Horticulture HORT 190 ID of Landscape Plant 3 cr. hrs.; 3 lecture hours; 0 lab hours per week. The identification of shrubs used in landscaping. Discussion of cultural requirements, insects, and diseases found on these plants along with emphasis on pruning, transplanting, and design use. HORT 191 Beginning Floral Design 3 cr. hrs.; 3 lecture hours; 0 lab hours per week. The principles of design using flowers and foliage are discussed with emphasis on how these principles of design impact everyday life. HORT 192 Landscape Design 3 cr. hrs.; 2 lecture hours; 2 lab hours per week. The basic appearance, presentation, and placement of ornamental horticulture plants in the landscape. Concepts of balance, form, harmony, and focal points as they relate to commercial and home landscape are emphasized. HORT 193 Trees/Aboriculture 3 cr. hrs.; 3 lecture hours; 0 lab hours per week. The identification, care and use of nature and introduced trees. Special emphasis on techniques such as cabling and pruning. HORT 194 Identification of Horticultural Plants 3 cr. hrs.; 3 lecture hours; 0 lab hours per week. This course includes the study of structures, physiology, reproduction and the identification of common horticulture plants. Basic horticultural practices are emphasized. HORT 195 Vegetable Production 3 cr. hrs.; 3 lecture hours; 0 lab hours per week. Designed to give the garden grower general knowledge regarding common vegetable crops. Emphasis is on growing conditions and proper care of vegetables. HORT 196 Perennials and Ground Cover 3 cr. hrs.; 3 lecture hours; 0 lab hours per week. Provides a working knowledge of herbaceous perennials such as irises, peonies, lilies, and many others with respect to diseases, insects, propagation, and design. HORT 198 Turf and Lawn Management 1-3 cr. hrs.; 3 lecture hours; 0 lab hours per week. The management and care of various turf grasses and their related problems. Emphasis is placed on practical equipment instruction, weeds, insects and diseases as they relate to golf courses, parks, sod production and home lawns. HORT 203 Horticulture Research Internship .5-2 cr. hrs.; 0 lecture hours; 2.5-10 lab hours. Study of special problems or research in the areas of horticulture. Experience of facilities such as the Quad City Botanic Garden.
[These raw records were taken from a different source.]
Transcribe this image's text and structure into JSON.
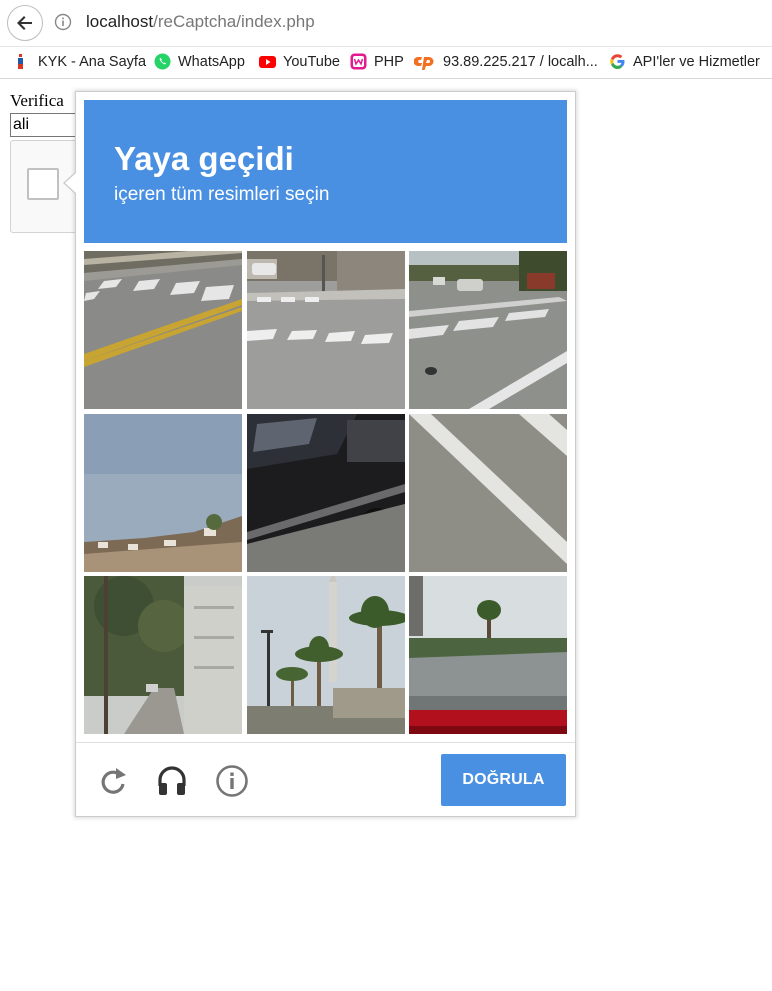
{
  "browser": {
    "url_host": "localhost",
    "url_path": "/reCaptcha/index.php",
    "bookmarks": [
      {
        "label": "KYK - Ana Sayfa",
        "icon": "kyk-icon"
      },
      {
        "label": "WhatsApp",
        "icon": "whatsapp-icon"
      },
      {
        "label": "YouTube",
        "icon": "youtube-icon"
      },
      {
        "label": "PHP",
        "icon": "wamp-icon"
      },
      {
        "label": "93.89.225.217 / localh...",
        "icon": "cpanel-icon"
      },
      {
        "label": "API'ler ve Hizmetler",
        "icon": "google-icon"
      }
    ]
  },
  "page": {
    "label": "Verifica",
    "input_value": "ali"
  },
  "challenge": {
    "title": "Yaya geçidi",
    "subtitle": "içeren tüm resimleri seçin",
    "verify_label": "DOĞRULA",
    "tiles": [
      "road-crosswalk",
      "street-crosswalk-corner",
      "intersection",
      "hillside-sky",
      "black-car",
      "crosswalk-stripe",
      "sidewalk-trees-house",
      "palm-trees-street",
      "palm-tree-car"
    ],
    "footer_icons": [
      "reload-icon",
      "audio-icon",
      "info-icon"
    ],
    "colors": {
      "accent": "#4a90e2"
    }
  }
}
Page 194 HORT 210 Horticulture Work Experience 5 cr. hrs.; 0 lecture hours; 40 lab hours per week. Eight weeks of supervised training in an approved horticulture business. Reports by the student and job satisfactory performance required for credit. HORT 284 Intro to Horticultural Science 3 cr. hrs.; 3 lecture hours; 0 lab hours per week. An introduction to the principles and practices involved in the development, production and use of horticultural crops (fruits, vegetables, greenhouse, turf, nursery, floral and landscape). IAI: AG 905 HORT 292 Greenhouse Crops 3 cr. hrs.; 2 lecture hours; 2 lab hours per week. Designed for study of major greenhouse crops normally produced in the fall/spring or year around. Light, water, fertilization, disease and insect control, use of chemical growth regulators, crop scheduling and cost accounting, and marketing theory are emphasized. HORT 293 Small Fruits and Viticulture 3 cr. hrs.; 3 lecture hours; 0 lab hours per week. The study of bramble fruits (red and black raspberries, blackberries, blueberries, and others), and grapes and their production. Emphasis is on growing conditions, cultural practices and production of small fruits. HORT 294 Greenhouse Management 3 cr. hrs.; 2 lecture hours; 2 lab hours per week. Emphasis on greenhouse equipment, maintenance, installation and design. Special topics include: fertilizer injectors; pesticide spraying equipment; steam sterilization systems; and heating, cooling, and CO2 units. Methods of energy conservation in the greenhouse, crop fertilization and watering practices. HORT 295 Landscape Const Maint & Operation 3 cr. hrs.; 2 lecture hours; 2 lab h